  1. Nodding head, mmhhmm-ing, looking into your eyes with compassion for your dashed hopes and with encouragement to keep clinging to the promises in Christ and asking you to do the same for me - that's what I wish I was doing right now. The world is heart-wrenchingly broken, and that reality seems to hit some of us square in the face or deep in the gut more often than it does others. I couldn't make it if I didn't have the Hope of Redemption - the Promise that this isn't the end. As for my blog post, if I were plagiarizing your awesome synopsis but wanted to tweak it to reflect how I feel about at this moment in my journey, I would say something like "the redemption part of the story is being done and is done, regardless of my failed attempts to redeem myself and the world. Choosing to REST in the promise of hope, even regarding our hearts' deepest desires, might be the bravest thing any of us can do in this life." --Said from the person who's always afraid that the terrible will happen because I didn't do enough to prevent it, or the good won't happen because I didn't do enough to obtain it. Resting in hope is scary for me! But the beauty in resting "for what Hope tells you is possible" is that, instead of reaching for something beyond my reach, I'm resting in the Promise that it has been freely given. Just some thoughts from a tired momma who's staying up too late to "converse" with a friend about hope! Thanks for sharing Leida - Love you friend!
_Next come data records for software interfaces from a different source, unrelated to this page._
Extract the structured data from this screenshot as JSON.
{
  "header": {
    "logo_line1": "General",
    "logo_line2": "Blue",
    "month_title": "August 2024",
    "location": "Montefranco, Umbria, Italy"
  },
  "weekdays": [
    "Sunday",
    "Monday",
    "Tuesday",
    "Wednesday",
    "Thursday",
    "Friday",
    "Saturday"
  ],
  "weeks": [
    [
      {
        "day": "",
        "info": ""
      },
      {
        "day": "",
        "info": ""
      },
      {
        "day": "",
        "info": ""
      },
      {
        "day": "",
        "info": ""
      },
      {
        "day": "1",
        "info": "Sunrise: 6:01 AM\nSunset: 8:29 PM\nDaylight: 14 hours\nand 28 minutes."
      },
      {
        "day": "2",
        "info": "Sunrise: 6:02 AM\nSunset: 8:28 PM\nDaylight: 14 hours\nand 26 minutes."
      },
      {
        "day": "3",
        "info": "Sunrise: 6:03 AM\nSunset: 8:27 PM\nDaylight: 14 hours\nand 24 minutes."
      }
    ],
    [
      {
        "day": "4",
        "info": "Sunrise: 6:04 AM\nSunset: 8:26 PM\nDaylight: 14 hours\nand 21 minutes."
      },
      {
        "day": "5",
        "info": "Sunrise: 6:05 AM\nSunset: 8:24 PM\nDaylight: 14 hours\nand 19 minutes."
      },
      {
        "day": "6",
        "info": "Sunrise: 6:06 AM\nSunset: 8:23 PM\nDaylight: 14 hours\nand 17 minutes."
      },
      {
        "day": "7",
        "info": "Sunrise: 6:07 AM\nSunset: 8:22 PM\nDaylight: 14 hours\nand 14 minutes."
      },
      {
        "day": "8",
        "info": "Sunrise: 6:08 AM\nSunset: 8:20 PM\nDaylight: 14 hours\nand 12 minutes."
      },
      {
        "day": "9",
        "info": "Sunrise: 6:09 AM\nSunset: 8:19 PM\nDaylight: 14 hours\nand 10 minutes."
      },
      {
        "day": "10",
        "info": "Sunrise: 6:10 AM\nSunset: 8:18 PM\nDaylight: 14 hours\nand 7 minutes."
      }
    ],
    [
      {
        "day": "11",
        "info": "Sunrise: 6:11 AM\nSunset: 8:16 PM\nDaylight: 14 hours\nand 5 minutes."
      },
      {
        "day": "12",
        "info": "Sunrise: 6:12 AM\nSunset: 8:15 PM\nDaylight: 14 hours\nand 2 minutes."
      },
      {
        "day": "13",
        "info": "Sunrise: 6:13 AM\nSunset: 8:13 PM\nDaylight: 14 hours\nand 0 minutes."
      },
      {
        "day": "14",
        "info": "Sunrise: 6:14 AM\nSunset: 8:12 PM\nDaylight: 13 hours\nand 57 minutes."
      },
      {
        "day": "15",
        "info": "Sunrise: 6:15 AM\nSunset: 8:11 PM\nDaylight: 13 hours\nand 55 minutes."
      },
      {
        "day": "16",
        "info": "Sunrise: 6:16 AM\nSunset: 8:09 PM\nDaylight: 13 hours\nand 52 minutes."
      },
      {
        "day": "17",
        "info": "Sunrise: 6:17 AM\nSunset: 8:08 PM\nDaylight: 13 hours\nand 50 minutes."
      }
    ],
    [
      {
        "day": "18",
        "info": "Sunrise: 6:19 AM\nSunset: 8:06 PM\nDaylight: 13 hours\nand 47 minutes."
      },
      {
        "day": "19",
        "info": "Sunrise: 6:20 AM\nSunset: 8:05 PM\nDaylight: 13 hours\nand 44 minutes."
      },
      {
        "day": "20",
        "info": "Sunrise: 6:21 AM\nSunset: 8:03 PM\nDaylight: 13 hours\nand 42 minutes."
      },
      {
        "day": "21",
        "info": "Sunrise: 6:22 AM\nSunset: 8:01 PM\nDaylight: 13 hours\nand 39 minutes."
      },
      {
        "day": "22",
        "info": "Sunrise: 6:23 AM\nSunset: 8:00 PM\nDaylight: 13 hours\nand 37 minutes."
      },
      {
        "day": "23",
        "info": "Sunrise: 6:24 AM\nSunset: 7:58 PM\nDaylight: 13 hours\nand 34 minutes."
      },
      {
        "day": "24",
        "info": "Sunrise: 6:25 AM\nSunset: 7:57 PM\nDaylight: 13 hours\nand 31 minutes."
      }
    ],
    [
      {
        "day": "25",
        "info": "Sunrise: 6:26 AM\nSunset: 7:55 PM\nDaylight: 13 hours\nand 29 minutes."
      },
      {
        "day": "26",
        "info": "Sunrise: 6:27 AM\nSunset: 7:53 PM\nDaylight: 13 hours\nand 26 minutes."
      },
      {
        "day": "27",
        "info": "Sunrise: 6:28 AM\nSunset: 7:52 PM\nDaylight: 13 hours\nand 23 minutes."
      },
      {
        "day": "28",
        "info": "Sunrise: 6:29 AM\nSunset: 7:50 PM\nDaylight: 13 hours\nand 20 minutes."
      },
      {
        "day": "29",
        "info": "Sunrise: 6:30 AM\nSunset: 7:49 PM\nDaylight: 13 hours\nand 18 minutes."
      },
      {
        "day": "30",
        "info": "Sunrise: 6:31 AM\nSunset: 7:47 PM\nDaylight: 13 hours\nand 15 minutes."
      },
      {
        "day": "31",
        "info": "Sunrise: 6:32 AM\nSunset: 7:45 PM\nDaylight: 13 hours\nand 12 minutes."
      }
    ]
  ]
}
  2. Oh, Miss Stacy, I love you, too! Do you remember that song, Jesus, I Am Resting Resting? If you can, get hold of those lyrics. I love to put that on repeat, sipping lavender tea, sitting in my corner chair, wrapped in my most comfy blanket, because that's what I imagine Jesus and I will do in Heaven someday. And each time I bring up how hard it was to get there (which we both know I will do), he'll just nod, sip, look me in the eye and say, "I know, sweetie. I'm so glad you made it."

    Verses 3 & 4 are my favorite and they speak so clearly of what you wrote.